__Task brief__.
The full data must be written out exactly, with every line included.

__Data for the task__.
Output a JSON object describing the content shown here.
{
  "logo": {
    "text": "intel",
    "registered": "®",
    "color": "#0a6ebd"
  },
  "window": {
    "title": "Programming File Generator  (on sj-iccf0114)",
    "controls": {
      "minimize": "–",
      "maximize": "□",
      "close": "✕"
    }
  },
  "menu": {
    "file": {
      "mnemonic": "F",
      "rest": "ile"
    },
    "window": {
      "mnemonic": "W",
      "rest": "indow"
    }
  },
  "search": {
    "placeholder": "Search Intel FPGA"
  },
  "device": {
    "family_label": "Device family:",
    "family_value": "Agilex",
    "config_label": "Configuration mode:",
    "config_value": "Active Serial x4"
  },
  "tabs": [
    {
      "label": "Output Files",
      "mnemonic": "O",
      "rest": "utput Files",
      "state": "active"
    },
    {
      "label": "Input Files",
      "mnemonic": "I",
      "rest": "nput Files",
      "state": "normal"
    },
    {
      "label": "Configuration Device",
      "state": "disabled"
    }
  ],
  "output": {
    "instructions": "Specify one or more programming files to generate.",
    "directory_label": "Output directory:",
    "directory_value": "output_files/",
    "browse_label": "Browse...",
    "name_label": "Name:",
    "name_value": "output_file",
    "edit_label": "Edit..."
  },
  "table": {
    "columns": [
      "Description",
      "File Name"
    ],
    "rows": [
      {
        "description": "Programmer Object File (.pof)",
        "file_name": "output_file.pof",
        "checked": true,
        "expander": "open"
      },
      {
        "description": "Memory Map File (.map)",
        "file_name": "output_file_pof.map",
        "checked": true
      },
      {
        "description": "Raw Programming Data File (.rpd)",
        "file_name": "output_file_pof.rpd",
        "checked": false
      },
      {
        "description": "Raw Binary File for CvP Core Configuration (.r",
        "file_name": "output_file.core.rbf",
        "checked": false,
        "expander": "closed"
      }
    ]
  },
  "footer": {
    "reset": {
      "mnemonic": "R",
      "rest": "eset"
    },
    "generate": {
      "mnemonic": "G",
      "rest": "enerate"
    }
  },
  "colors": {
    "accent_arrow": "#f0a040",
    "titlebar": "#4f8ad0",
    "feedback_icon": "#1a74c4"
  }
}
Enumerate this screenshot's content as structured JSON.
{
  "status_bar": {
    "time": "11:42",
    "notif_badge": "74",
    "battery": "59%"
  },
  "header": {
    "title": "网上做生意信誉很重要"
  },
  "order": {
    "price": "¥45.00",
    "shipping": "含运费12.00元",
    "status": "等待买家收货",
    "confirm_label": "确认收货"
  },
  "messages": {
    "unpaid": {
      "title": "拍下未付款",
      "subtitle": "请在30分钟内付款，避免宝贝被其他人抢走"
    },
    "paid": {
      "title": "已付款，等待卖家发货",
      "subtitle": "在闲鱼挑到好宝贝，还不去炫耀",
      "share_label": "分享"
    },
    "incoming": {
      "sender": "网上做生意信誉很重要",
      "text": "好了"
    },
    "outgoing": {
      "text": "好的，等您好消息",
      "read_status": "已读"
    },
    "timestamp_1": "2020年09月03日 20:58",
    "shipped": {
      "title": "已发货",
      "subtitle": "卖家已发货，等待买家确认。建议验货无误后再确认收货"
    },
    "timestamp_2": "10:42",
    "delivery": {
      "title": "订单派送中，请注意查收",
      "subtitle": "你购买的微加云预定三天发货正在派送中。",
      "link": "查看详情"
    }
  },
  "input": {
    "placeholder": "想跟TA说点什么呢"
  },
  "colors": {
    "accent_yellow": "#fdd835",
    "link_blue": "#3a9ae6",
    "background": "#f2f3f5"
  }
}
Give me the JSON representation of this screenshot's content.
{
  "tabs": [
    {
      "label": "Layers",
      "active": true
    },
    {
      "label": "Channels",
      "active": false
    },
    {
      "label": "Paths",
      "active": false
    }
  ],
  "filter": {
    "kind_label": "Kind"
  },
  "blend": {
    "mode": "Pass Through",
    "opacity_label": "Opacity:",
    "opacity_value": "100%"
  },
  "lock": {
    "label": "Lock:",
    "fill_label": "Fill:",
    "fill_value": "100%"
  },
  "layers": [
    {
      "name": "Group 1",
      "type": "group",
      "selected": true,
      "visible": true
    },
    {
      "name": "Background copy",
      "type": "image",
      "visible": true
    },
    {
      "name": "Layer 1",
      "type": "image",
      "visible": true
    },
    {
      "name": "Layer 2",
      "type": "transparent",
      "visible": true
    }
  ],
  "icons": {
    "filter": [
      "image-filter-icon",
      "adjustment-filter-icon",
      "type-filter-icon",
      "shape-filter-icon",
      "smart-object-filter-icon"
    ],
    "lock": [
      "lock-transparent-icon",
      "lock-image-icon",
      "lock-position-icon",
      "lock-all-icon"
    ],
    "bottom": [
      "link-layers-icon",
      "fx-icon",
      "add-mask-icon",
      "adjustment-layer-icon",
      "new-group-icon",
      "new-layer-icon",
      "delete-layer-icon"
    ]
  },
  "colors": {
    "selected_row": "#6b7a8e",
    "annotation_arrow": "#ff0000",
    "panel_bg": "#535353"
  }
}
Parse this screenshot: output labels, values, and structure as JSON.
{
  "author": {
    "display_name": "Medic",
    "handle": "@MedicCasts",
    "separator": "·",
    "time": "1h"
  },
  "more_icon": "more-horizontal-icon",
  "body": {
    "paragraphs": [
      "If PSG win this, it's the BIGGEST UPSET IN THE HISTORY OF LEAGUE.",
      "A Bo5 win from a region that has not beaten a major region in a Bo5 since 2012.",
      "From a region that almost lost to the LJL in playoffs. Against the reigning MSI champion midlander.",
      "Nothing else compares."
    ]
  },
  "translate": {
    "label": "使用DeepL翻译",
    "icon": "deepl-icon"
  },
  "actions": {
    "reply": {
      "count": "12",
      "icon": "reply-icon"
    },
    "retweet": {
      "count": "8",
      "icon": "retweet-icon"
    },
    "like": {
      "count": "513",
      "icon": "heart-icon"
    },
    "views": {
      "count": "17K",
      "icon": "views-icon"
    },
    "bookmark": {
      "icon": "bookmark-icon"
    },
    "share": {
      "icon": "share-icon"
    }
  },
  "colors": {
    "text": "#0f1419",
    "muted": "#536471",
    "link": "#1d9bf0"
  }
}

__Output of the task__.
Output a JSON object describing the content shown here.
{
  "logo": {
    "text": "intel",
    "registered": "®",
    "color": "#0a6ebd"
  },
  "window": {
    "title": "Programming File Generator  (on sj-iccf0114)",
    "controls": {
      "minimize": "–",
      "maximize": "□",
      "close": "✕"
    }
  },
  "menu": {
    "file": {
      "mnemonic": "F",
      "rest": "ile"
    },
    "window": {
      "mnemonic": "W",
      "rest": "indow"
    }
  },
  "search": {
    "placeholder": "Search Intel FPGA"
  },
  "device": {
    "family_label": "Device family:",
    "family_value": "Agilex",
    "config_label": "Configuration mode:",
    "config_value": "Active Serial x4"
  },
  "tabs": [
    {
      "label": "Output Files",
      "mnemonic": "O",
      "rest": "utput Files",
      "state": "active"
    },
    {
      "label": "Input Files",
      "mnemonic": "I",
      "rest": "nput Files",
      "state": "normal"
    },
    {
      "label": "Configuration Device",
      "state": "disabled"
    }
  ],
  "output": {
    "instructions": "Specify one or more programming files to generate.",
    "directory_label": "Output directory:",
    "directory_value": "output_files/",
    "browse_label": "Browse...",
    "name_label": "Name:",
    "name_value": "output_file",
    "edit_label": "Edit..."
  },
  "table": {
    "columns": [
      "Description",
      "File Name"
    ],
    "rows": [
      {
        "description": "Programmer Object File (.pof)",
        "file_name": "output_file.pof",
        "checked": true,
        "expander": "open"
      },
      {
        "description": "Memory Map File (.map)",
        "file_name": "output_file_pof.map",
        "checked": true
      },
      {
        "description": "Raw Programming Data File (.rpd)",
        "file_name": "output_file_pof.rpd",
        "checked": false
      },
      {
        "description": "Raw Binary File for CvP Core Configuration (.r",
        "file_name": "output_file.core.rbf",
        "checked": false,
        "expander": "closed"
      }
    ]
  },
  "footer": {
    "reset": {
      "mnemonic": "R",
      "rest": "eset"
    },
    "generate": {
      "mnemonic": "G",
      "rest": "enerate"
    }
  },
  "colors": {
    "accent_arrow": "#f0a040",
    "titlebar": "#4f8ad0",
    "feedback_icon": "#1a74c4"
  }
}
Enumerate this screenshot's content as structured JSON.
{
  "status_bar": {
    "time": "11:42",
    "notif_badge": "74",
    "battery": "59%"
  },
  "header": {
    "title": "网上做生意信誉很重要"
  },
  "order": {
    "price": "¥45.00",
    "shipping": "含运费12.00元",
    "status": "等待买家收货",
    "confirm_label": "确认收货"
  },
  "messages": {
    "unpaid": {
      "title": "拍下未付款",
      "subtitle": "请在30分钟内付款，避免宝贝被其他人抢走"
    },
    "paid": {
      "title": "已付款，等待卖家发货",
      "subtitle": "在闲鱼挑到好宝贝，还不去炫耀",
      "share_label": "分享"
    },
    "incoming": {
      "sender": "网上做生意信誉很重要",
      "text": "好了"
    },
    "outgoing": {
      "text": "好的，等您好消息",
      "read_status": "已读"
    },
    "timestamp_1": "2020年09月03日 20:58",
    "shipped": {
      "title": "已发货",
      "subtitle": "卖家已发货，等待买家确认。建议验货无误后再确认收货"
    },
    "timestamp_2": "10:42",
    "delivery": {
      "title": "订单派送中，请注意查收",
      "subtitle": "你购买的微加云预定三天发货正在派送中。",
      "link": "查看详情"
    }
  },
  "input": {
    "placeholder": "想跟TA说点什么呢"
  },
  "colors": {
    "accent_yellow": "#fdd835",
    "link_blue": "#3a9ae6",
    "background": "#f2f3f5"
  }
}
Give me the JSON representation of this screenshot's content.
{
  "tabs": [
    {
      "label": "Layers",
      "active": true
    },
    {
      "label": "Channels",
      "active": false
    },
    {
      "label": "Paths",
      "active": false
    }
  ],
  "filter": {
    "kind_label": "Kind"
  },
  "blend": {
    "mode": "Pass Through",
    "opacity_label": "Opacity:",
    "opacity_value": "100%"
  },
  "lock": {
    "label": "Lock:",
    "fill_label": "Fill:",
    "fill_value": "100%"
  },
  "layers": [
    {
      "name": "Group 1",
      "type": "group",
      "selected": true,
      "visible": true
    },
    {
      "name": "Background copy",
      "type": "image",
      "visible": true
    },
    {
      "name": "Layer 1",
      "type": "image",
      "visible": true
    },
    {
      "name": "Layer 2",
      "type": "transparent",
      "visible": true
    }
  ],
  "icons": {
    "filter": [
      "image-filter-icon",
      "adjustment-filter-icon",
      "type-filter-icon",
      "shape-filter-icon",
      "smart-object-filter-icon"
    ],
    "lock": [
      "lock-transparent-icon",
      "lock-image-icon",
      "lock-position-icon",
      "lock-all-icon"
    ],
    "bottom": [
      "link-layers-icon",
      "fx-icon",
      "add-mask-icon",
      "adjustment-layer-icon",
      "new-group-icon",
      "new-layer-icon",
      "delete-layer-icon"
    ]
  },
  "colors": {
    "selected_row": "#6b7a8e",
    "annotation_arrow": "#ff0000",
    "panel_bg": "#535353"
  }
}
Parse this screenshot: output labels, values, and structure as JSON.
{
  "author": {
    "display_name": "Medic",
    "handle": "@MedicCasts",
    "separator": "·",
    "time": "1h"
  },
  "more_icon": "more-horizontal-icon",
  "body": {
    "paragraphs": [
      "If PSG win this, it's the BIGGEST UPSET IN THE HISTORY OF LEAGUE.",
      "A Bo5 win from a region that has not beaten a major region in a Bo5 since 2012.",
      "From a region that almost lost to the LJL in playoffs. Against the reigning MSI champion midlander.",
      "Nothing else compares."
    ]
  },
  "translate": {
    "label": "使用DeepL翻译",
    "icon": "deepl-icon"
  },
  "actions": {
    "reply": {
      "count": "12",
      "icon": "reply-icon"
    },
    "retweet": {
      "count": "8",
      "icon": "retweet-icon"
    },
    "like": {
      "count": "513",
      "icon": "heart-icon"
    },
    "views": {
      "count": "17K",
      "icon": "views-icon"
    },
    "bookmark": {
      "icon": "bookmark-icon"
    },
    "share": {
      "icon": "share-icon"
    }
  },
  "colors": {
    "text": "#0f1419",
    "muted": "#536471",
    "link": "#1d9bf0"
  }
}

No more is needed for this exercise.